Search the material below for the word "pelo". Copy every line that has it.

┄┄┄┄┄┄┄┄┄┄

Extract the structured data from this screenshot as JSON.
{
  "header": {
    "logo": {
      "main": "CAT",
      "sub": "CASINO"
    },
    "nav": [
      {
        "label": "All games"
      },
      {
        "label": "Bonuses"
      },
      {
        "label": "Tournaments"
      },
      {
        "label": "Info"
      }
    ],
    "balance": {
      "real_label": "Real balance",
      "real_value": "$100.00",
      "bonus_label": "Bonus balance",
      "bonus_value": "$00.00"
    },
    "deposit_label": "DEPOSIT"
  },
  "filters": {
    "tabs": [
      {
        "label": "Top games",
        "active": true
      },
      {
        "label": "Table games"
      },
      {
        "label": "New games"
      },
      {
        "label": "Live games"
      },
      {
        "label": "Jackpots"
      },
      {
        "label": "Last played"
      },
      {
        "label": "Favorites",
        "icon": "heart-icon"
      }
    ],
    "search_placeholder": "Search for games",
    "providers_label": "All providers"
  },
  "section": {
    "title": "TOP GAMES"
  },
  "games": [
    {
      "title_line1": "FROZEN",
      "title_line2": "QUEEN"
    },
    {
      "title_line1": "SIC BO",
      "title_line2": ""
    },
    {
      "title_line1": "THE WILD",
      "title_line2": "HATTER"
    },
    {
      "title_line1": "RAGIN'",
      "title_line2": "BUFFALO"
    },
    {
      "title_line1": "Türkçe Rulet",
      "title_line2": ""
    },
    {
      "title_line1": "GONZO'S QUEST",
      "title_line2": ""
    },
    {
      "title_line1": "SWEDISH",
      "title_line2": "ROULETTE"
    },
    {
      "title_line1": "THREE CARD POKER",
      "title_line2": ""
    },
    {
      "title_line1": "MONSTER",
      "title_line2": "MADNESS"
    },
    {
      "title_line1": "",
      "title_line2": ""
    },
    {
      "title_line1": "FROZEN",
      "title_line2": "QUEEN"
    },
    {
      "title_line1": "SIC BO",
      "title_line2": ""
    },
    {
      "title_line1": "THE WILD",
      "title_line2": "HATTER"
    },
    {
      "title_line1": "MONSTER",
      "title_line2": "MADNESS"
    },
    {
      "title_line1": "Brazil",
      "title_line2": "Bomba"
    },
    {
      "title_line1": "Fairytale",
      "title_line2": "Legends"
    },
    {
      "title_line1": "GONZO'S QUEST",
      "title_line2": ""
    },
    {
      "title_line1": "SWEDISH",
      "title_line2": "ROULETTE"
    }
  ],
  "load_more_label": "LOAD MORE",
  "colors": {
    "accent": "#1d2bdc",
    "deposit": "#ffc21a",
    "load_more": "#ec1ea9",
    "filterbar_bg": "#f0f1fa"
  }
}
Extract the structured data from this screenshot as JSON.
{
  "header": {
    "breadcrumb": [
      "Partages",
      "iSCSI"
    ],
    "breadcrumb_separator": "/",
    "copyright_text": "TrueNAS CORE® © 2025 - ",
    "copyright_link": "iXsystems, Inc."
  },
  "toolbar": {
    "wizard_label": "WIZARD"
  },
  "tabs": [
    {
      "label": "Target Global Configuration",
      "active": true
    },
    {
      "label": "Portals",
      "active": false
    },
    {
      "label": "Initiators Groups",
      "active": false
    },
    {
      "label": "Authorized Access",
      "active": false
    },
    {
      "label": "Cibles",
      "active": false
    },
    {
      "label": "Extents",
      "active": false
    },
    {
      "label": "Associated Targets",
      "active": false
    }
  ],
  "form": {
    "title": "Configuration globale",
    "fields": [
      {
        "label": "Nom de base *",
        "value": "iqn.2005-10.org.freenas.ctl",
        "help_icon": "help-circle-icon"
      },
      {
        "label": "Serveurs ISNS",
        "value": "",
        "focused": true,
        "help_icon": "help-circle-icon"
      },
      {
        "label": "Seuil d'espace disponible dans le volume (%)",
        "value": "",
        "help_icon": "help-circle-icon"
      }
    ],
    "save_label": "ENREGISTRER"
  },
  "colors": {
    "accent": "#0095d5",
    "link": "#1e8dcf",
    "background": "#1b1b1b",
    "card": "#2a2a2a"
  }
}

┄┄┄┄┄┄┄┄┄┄

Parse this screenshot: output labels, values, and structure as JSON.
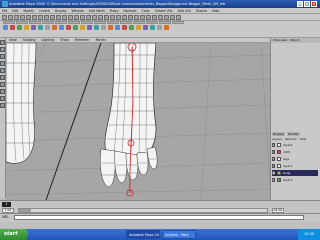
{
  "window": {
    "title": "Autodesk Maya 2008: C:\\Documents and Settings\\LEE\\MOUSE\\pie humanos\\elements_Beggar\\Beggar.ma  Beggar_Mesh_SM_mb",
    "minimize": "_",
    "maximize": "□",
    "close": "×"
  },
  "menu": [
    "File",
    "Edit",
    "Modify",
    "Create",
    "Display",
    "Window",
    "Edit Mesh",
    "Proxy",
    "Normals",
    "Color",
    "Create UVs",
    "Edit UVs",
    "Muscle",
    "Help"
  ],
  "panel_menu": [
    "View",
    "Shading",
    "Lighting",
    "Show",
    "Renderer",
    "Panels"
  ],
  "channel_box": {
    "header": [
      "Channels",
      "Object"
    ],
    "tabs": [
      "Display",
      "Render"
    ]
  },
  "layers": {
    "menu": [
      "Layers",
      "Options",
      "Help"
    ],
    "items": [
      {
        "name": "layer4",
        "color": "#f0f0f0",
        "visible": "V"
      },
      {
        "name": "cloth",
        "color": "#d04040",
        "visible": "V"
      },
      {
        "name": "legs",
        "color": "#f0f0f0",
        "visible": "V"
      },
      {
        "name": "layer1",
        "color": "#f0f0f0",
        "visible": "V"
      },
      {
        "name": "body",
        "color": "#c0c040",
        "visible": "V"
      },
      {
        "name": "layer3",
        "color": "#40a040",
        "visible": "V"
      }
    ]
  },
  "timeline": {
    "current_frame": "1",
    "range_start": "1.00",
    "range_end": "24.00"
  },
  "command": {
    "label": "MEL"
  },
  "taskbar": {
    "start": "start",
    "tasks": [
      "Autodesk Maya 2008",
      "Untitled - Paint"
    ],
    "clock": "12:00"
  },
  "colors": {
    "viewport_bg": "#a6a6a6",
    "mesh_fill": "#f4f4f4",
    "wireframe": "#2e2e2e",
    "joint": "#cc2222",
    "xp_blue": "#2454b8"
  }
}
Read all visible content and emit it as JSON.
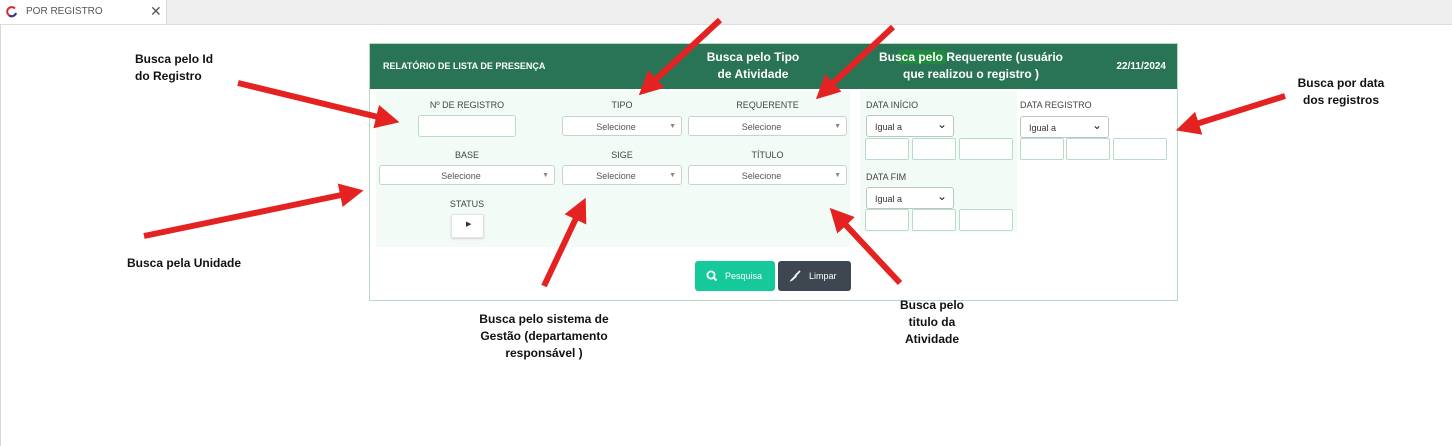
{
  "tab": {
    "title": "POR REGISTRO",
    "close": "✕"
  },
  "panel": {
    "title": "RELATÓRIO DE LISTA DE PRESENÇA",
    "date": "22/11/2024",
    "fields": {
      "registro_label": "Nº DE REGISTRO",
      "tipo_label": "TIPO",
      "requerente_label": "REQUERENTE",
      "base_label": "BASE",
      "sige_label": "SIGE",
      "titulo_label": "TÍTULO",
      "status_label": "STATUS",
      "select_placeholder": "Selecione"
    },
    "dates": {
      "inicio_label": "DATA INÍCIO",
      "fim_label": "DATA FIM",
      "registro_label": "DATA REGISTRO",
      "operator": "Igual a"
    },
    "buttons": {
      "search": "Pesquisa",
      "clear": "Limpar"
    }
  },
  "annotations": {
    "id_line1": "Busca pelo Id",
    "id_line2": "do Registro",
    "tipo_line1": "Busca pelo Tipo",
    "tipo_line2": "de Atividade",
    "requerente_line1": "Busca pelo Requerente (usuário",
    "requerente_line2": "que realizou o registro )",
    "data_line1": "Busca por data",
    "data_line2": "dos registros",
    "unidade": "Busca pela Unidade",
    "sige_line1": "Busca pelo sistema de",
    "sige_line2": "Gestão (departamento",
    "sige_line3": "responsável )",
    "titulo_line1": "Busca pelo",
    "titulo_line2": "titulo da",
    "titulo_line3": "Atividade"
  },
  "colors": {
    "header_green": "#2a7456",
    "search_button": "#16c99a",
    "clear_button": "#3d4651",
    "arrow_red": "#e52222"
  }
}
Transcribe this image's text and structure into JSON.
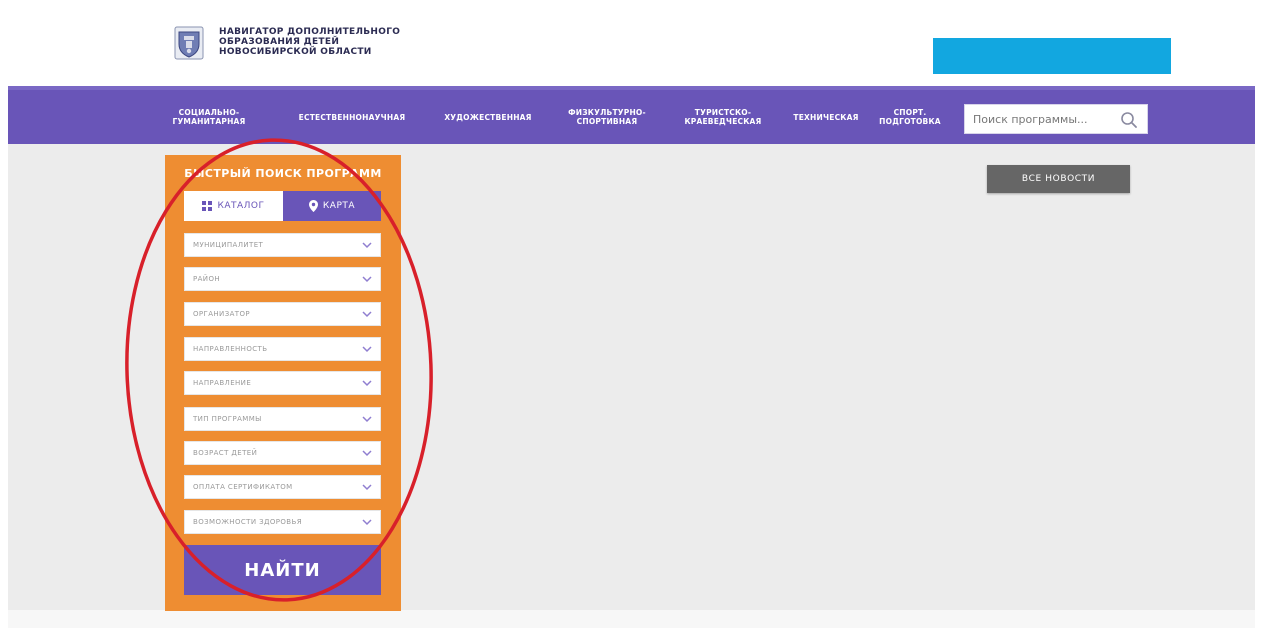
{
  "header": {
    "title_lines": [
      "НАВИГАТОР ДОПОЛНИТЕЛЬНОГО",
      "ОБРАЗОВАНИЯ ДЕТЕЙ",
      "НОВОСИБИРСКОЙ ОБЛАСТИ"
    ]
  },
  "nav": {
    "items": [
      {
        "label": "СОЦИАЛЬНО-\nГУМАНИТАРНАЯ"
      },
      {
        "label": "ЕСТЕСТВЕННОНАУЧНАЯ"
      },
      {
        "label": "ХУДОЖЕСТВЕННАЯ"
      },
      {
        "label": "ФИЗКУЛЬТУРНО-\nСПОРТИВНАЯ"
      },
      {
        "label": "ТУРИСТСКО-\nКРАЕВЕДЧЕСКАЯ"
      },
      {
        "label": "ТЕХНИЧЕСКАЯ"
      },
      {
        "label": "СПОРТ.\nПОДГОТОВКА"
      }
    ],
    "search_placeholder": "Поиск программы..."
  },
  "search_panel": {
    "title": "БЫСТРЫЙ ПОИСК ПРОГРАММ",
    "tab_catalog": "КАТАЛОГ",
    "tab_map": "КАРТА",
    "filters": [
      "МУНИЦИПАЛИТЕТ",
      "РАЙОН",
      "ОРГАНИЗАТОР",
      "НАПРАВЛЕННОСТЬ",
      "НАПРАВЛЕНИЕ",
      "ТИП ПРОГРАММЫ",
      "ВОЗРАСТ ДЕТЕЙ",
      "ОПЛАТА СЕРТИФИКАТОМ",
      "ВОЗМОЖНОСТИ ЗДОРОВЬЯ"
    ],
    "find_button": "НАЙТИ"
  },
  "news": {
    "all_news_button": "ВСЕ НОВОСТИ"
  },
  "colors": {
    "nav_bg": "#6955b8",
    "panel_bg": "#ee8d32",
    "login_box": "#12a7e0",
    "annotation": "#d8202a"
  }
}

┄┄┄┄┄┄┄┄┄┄

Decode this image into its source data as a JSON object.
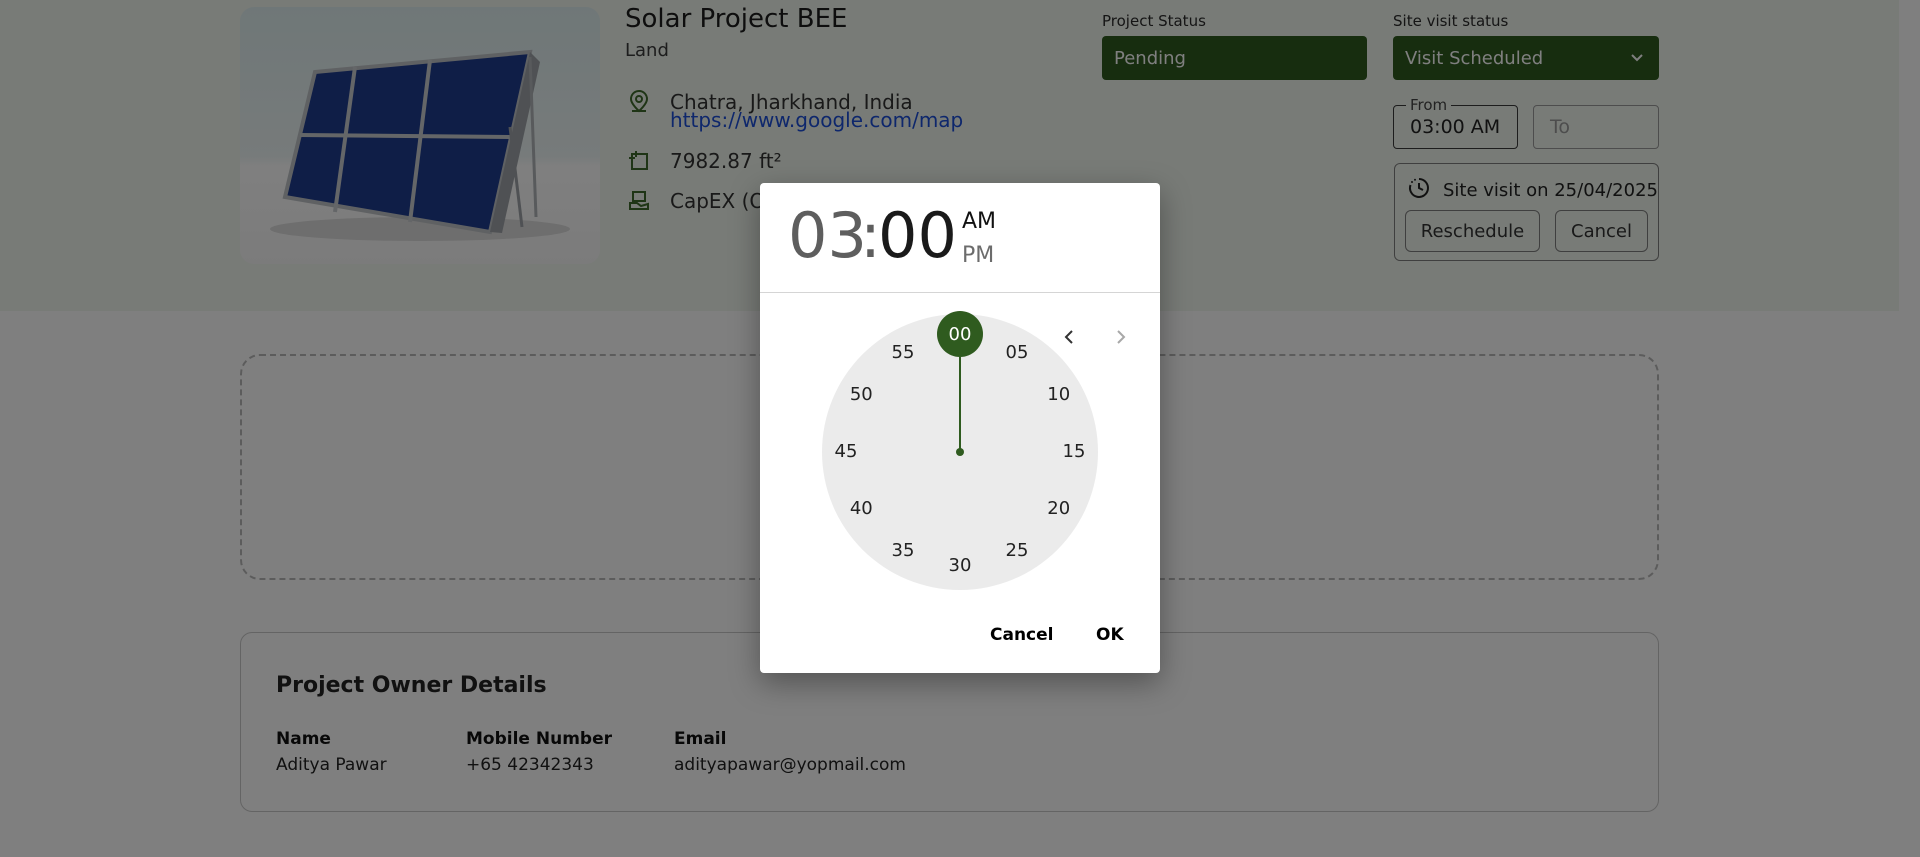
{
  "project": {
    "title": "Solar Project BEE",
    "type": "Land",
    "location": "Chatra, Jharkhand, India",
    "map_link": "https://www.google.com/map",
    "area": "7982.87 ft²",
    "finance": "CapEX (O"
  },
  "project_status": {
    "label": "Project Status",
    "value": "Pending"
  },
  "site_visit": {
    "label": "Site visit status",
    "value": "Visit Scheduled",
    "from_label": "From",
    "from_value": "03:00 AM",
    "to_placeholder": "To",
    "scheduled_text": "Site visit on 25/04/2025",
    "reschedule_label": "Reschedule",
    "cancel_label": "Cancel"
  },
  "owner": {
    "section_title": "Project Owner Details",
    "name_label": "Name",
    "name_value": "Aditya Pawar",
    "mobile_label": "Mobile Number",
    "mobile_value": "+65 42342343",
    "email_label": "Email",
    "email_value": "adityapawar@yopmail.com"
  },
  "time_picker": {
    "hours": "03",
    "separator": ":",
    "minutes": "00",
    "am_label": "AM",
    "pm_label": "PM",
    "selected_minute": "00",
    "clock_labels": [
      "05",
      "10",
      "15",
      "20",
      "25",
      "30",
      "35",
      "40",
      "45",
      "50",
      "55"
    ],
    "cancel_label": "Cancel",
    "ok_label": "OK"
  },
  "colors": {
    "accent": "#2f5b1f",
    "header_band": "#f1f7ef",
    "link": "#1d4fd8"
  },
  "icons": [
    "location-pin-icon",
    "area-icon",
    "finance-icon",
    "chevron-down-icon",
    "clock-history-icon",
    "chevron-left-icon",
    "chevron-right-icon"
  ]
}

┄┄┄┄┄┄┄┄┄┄

WRITTEN SOLUTION >>
    "id_line1": "Busca pelo Id",
    "tipo_line1": "Busca pelo Tipo",
    "requerente_line1": "Busca pelo Requerente (usuário",
    "sige_line1": "Busca pelo sistema de",
    "titulo_line1": "Busca pelo",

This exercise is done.